« Reflections on the suicide girls and feminism | Main | A note on Arnold's pen »

September 30, 2005





My goodness, Hugo. As a professor, how do you justify refraining from asking students to question their assumptions, lest critical thinking undermine their "nascent certainties"?


Because, Carrie, when I am meeting with students in this category, I meet them as a Christian first and an academic second. I hope they'll mature to the point where they can face doubts and begin to question some of their more naive initial assumptions, but in the early phase of a love affair with Christ, skepticism and suspicion are the last things they need.


I'm sorry if this seems like badgering, but I am sincerely curious. Don't you worry that they'll never mature past absolute certainty and thus grow up to be Rick Santorum?


No, Carrie, I don't.  I do believe we progress through certain stages of faith, and at each of those stages, we need different kinds of mentoring.

Mind you, that doesn't mean I think we shouldn't challenge people -- but we must be careful to adjust our challenges to what folks are ready to cope with.



The concern, then, is that "mature" past the certainty of their beliefs to the certainty that there is no certainty?



I find it strange that someone who writes so often about his struggles with how his maleness and heterosexuality affect the position from which he teaches classes on gender and sexuality would try to maintain that veneer of disinterested objectivity when it comes to religion.


Stentor, in my Western Civ classes, maintaining that facade is an unfortunate but necessary tactic; to do otherwise is to risk alienating a large number of students.


The Fowler classification is nice on paper, but how useful is it in real life?

I'd guess that any challenge made to a new "convert" would go unheard, anyway - that's the nature of that sort of abrupt conversion. Hugo, I wouldn't worry too much about these folks losing their faith through any challenging questions you pose.

BTW, there was an interesting article on teen evangelism in the NYT magazine a Sunday or two ago.


Well said, Stephen. The reason to have an open mind is to close it again on something solid. By the way, my branch office of the Vast Right Wing Conspiracy just got Mr. Santorum's new book. He's good.


but only after having gotten out of them a satisfactory response to the question "And why do you really want to know?"

This should probably be your first question when a student asks you this in class.

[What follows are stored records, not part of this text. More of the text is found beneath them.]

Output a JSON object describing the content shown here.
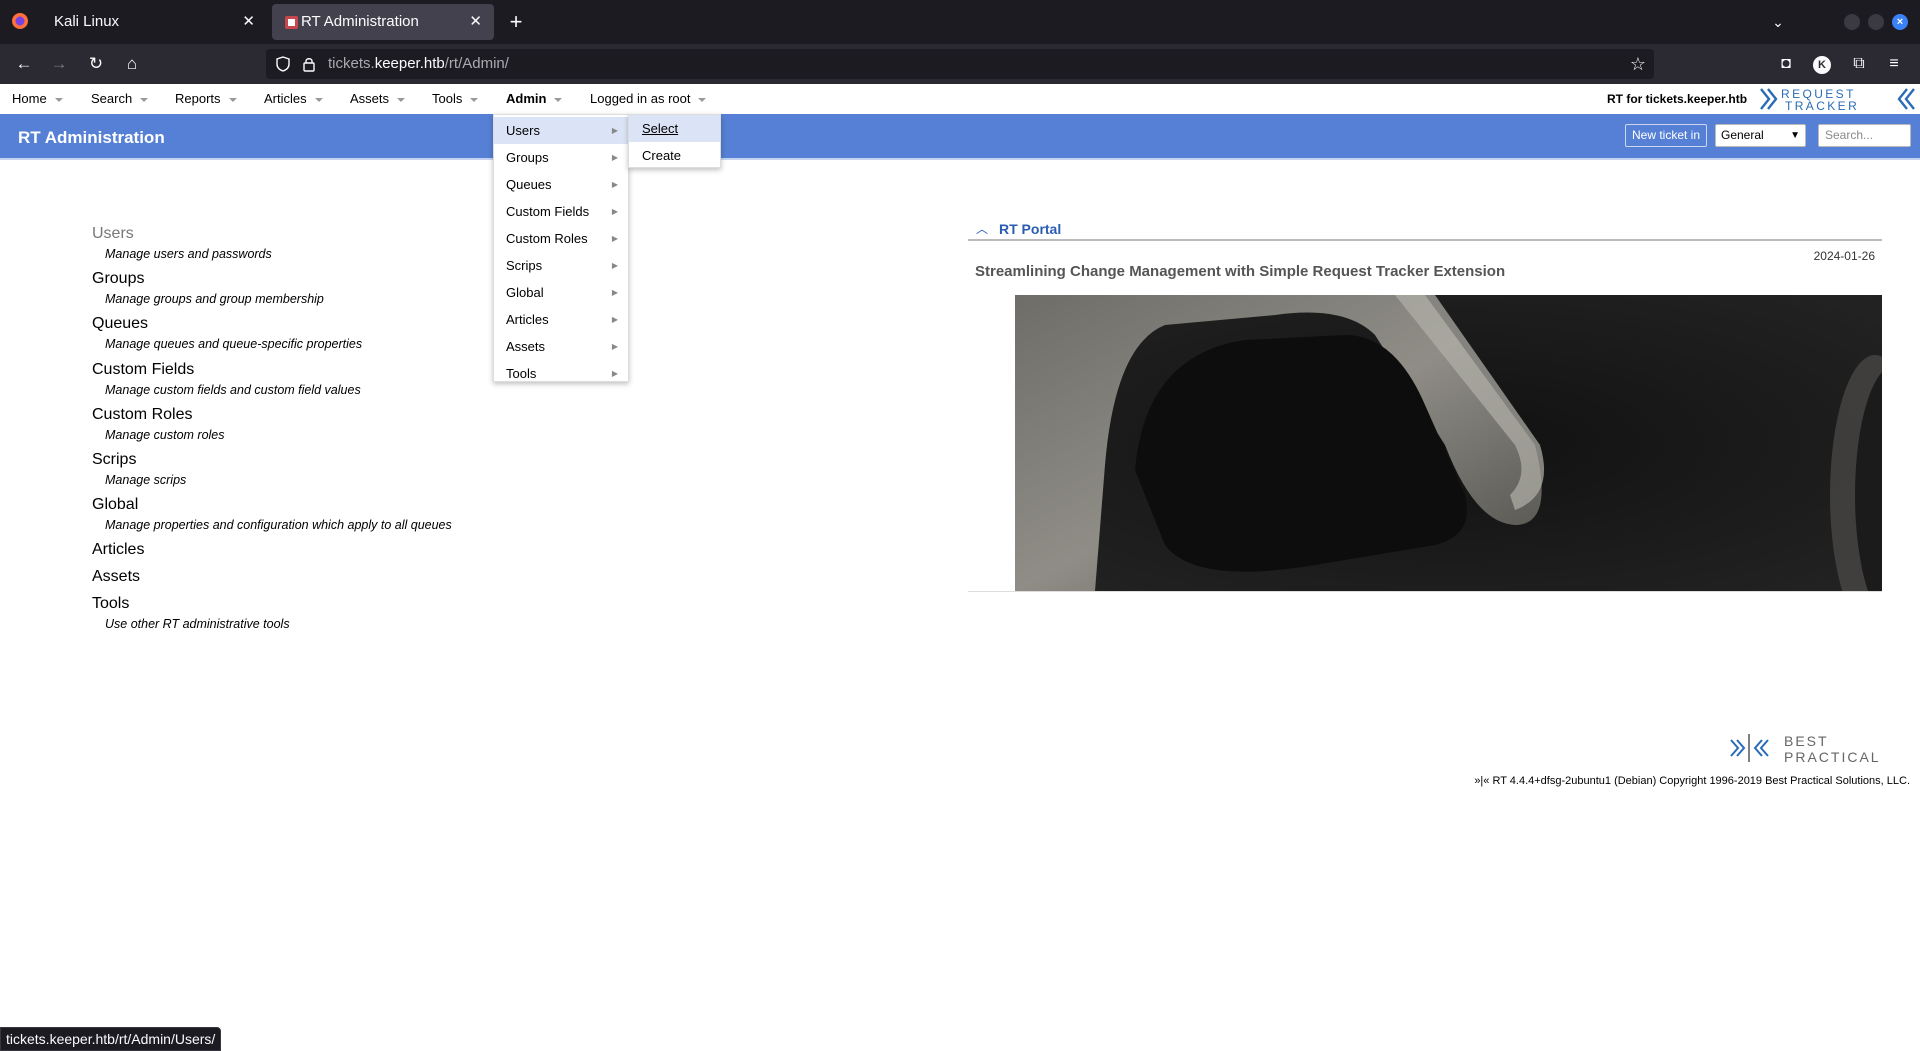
{
  "browser": {
    "tabs": [
      {
        "title": "Kali Linux",
        "active": false
      },
      {
        "title": "RT Administration",
        "active": true
      }
    ],
    "new_tab_icon": "plus-icon",
    "url": {
      "subdomain": "tickets.",
      "domain": "keeper.htb",
      "path": "/rt/Admin/"
    },
    "status_url": "tickets.keeper.htb/rt/Admin/Users/",
    "colors": {
      "chrome_dark": "#1c1b22",
      "toolbar": "#2b2a33",
      "active_tab": "#42414d",
      "close_accent": "#3b82f6"
    }
  },
  "menu": {
    "items": [
      {
        "label": "Home"
      },
      {
        "label": "Search"
      },
      {
        "label": "Reports"
      },
      {
        "label": "Articles"
      },
      {
        "label": "Assets"
      },
      {
        "label": "Tools"
      },
      {
        "label": "Admin"
      },
      {
        "label": "Logged in as root"
      }
    ],
    "rt_for": "RT for tickets.keeper.htb",
    "logo_text": [
      "REQUEST",
      "TRACKER"
    ]
  },
  "header": {
    "title": "RT Administration",
    "new_ticket_label": "New ticket in",
    "queue_selected": "General",
    "search_placeholder": "Search...",
    "color": "#5680d5"
  },
  "admin_items": [
    {
      "title": "Users",
      "desc": "Manage users and passwords"
    },
    {
      "title": "Groups",
      "desc": "Manage groups and group membership"
    },
    {
      "title": "Queues",
      "desc": "Manage queues and queue-specific properties"
    },
    {
      "title": "Custom Fields",
      "desc": "Manage custom fields and custom field values"
    },
    {
      "title": "Custom Roles",
      "desc": "Manage custom roles"
    },
    {
      "title": "Scrips",
      "desc": "Manage scrips"
    },
    {
      "title": "Global",
      "desc": "Manage properties and configuration which apply to all queues"
    },
    {
      "title": "Articles",
      "desc": ""
    },
    {
      "title": "Assets",
      "desc": ""
    },
    {
      "title": "Tools",
      "desc": "Use other RT administrative tools"
    }
  ],
  "dropdown": {
    "items": [
      "Users",
      "Groups",
      "Queues",
      "Custom Fields",
      "Custom Roles",
      "Scrips",
      "Global",
      "Articles",
      "Assets",
      "Tools"
    ],
    "submenu": [
      "Select",
      "Create"
    ]
  },
  "portal": {
    "title": "RT Portal",
    "date": "2024-01-26",
    "article_title": "Streamlining Change Management with Simple Request Tracker Extension"
  },
  "footer": {
    "logo_text": [
      "BEST",
      "PRACTICAL"
    ],
    "copyright": "»|« RT 4.4.4+dfsg-2ubuntu1 (Debian) Copyright 1996-2019 Best Practical Solutions, LLC."
  }
}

Hugo, as a former nominal Christian, new believer, and current follower for the past 3 years, I cannot agree with you more. When I first accepted Jesus as savior, the last thing I needed to hear was skepticism and doubt from someone I would regard as "Christian" at the time. It was because of other believers encouraging me and loving me that I was able to grow in my faith. Today I spend a great deal of time reading about and discussing theological issues, arguments, and problems. Yes of course I daily deal with the struggle of belief and truth, but because my faith has matured over the past 3 years, it does not cause me to throw up my hands in frustration and walk away from the God who has shown me so much. But 2 or 3 years ago it may have. I think you are doing the right thing by encouraging new believers.

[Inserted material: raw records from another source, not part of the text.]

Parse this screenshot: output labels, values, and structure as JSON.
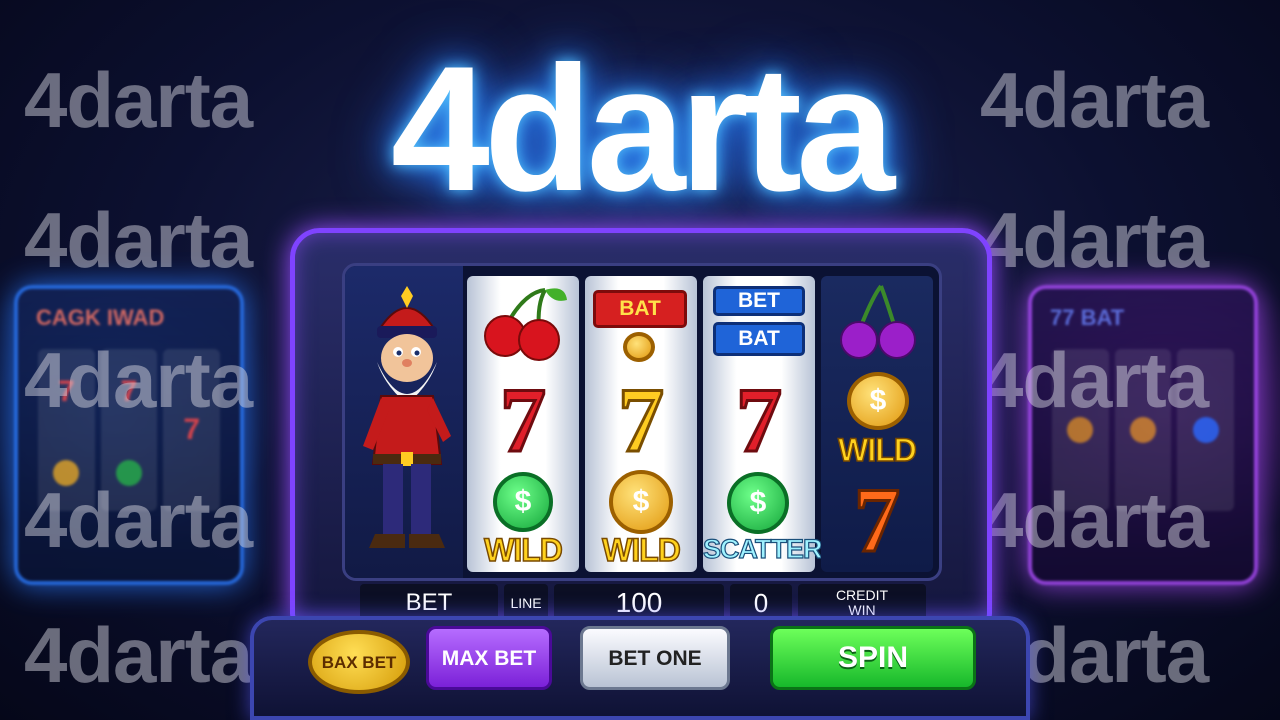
{
  "brand": "4darta",
  "watermarks": [
    "4darta",
    "4darta",
    "4darta",
    "4darta",
    "4darta",
    "4darta",
    "4darta",
    "4darta",
    "4darta",
    "4darta"
  ],
  "background_machines": {
    "left_title": "CAGK  IWAD",
    "right_title": "77  BAT"
  },
  "reels": [
    {
      "symbols": [
        "cherry",
        "red 7",
        "green dollar coin WILD"
      ],
      "wild_label": "WILD",
      "seven": "7"
    },
    {
      "symbols": [
        "BAT plate",
        "gold coin",
        "yellow 7",
        "gold dollar coin WILD"
      ],
      "plate": "BAT",
      "wild_label": "WILD",
      "seven": "7"
    },
    {
      "symbols": [
        "BET plate",
        "BAT plate",
        "red 7",
        "green dollar coin SCATTER"
      ],
      "plate_top": "BET",
      "plate_bottom": "BAT",
      "scatter_label": "SCATTER",
      "seven": "7"
    },
    {
      "symbols": [
        "purple cherry",
        "gold coin WILD",
        "orange 7"
      ],
      "wild_label": "WILD",
      "seven": "7"
    }
  ],
  "coin_symbol": "$",
  "info_bar": {
    "bet_label": "BET",
    "line_label": "LINE",
    "line_value": "100",
    "win_value": "0",
    "credit_label": "CREDIT",
    "win_label": "WIN"
  },
  "buttons": {
    "max_bet_gold": "BAX BET",
    "max_bet_purple": "MAX BET",
    "bet_one": "BET ONE",
    "spin": "SPIN"
  },
  "colors": {
    "logo_glow": "#2b8cff",
    "cabinet_border": "#7f43ff",
    "spin_green": "#17b82b",
    "max_bet_purple": "#7b21d8"
  }
}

I'm curious whether you treat female new candidates differently than males. And, are you torn by an almost complete lack of female role models in the traditional Christian faith? Eve was the first sinner, Mary was seen as practically the "holy" female because she was a virgin. (Christ's mother couldn't have had an active sex life?) And, the Father, Son, and Holy Spirit....well, there's just not much there to recommend for the female. So many churches continue to maintain low level positions for women, both paid and voluntary, while being governed by men. A few Christian churches allow females to hold the highest positions, but not many. To me, this would be a present difficult moral dilemma for someone with your social/political viewpoints. It presents difficult, unresolved issues for me simply because I'm female and grew up in a Christian environment.


Quite frankly, I find the name "Crusader" to be a bit unsettling. Why would you want to label yourself with such a unfortunate connotations?


A bit off-topic, I know, but I'd like to hear more about your interest in kabbala...might make a nice Yamim Noraim (Days of Awe/High Holy Days) post for the Jews among your readers.

Zane Anderson

You, Hugo, declared above: "that a belief in radical justice and inclusion can coexist with a passionate love for Jesus as friend, lover, and savior."

Write on! Wish there were an army of profs like yourself spread across this land. Young folks are looking hard for someOne to believe in, no?

Btw, think of the CCC meetings as real church meetings.

Godspeed! House Church Network

The comments to this entry are closed.

My Photo

Regular reads

Blog powered by Typepad
Member since 01/2004